The entries that follow need to be retyped verbatim.

- [Data section]:
____________________

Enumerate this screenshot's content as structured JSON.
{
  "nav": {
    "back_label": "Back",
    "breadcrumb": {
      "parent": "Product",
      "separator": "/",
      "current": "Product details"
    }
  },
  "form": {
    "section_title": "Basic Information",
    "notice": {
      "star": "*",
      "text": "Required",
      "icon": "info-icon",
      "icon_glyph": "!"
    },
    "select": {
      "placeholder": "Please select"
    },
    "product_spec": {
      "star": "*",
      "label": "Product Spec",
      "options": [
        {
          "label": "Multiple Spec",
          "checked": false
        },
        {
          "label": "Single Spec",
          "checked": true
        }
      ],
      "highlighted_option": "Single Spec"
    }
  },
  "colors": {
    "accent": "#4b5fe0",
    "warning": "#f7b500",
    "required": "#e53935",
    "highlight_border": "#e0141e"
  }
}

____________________

- [Task output]:
Enumerate this screenshot's content as structured JSON.
{
  "nav": {
    "back_label": "Back",
    "breadcrumb": {
      "parent": "Product",
      "separator": "/",
      "current": "Product details"
    }
  },
  "form": {
    "section_title": "Basic Information",
    "notice": {
      "star": "*",
      "text": "Required",
      "icon": "info-icon",
      "icon_glyph": "!"
    },
    "select": {
      "placeholder": "Please select"
    },
    "product_spec": {
      "star": "*",
      "label": "Product Spec",
      "options": [
        {
          "label": "Multiple Spec",
          "checked": false
        },
        {
          "label": "Single Spec",
          "checked": true
        }
      ],
      "highlighted_option": "Single Spec"
    }
  },
  "colors": {
    "accent": "#4b5fe0",
    "warning": "#f7b500",
    "required": "#e53935",
    "highlight_border": "#e0141e"
  }
}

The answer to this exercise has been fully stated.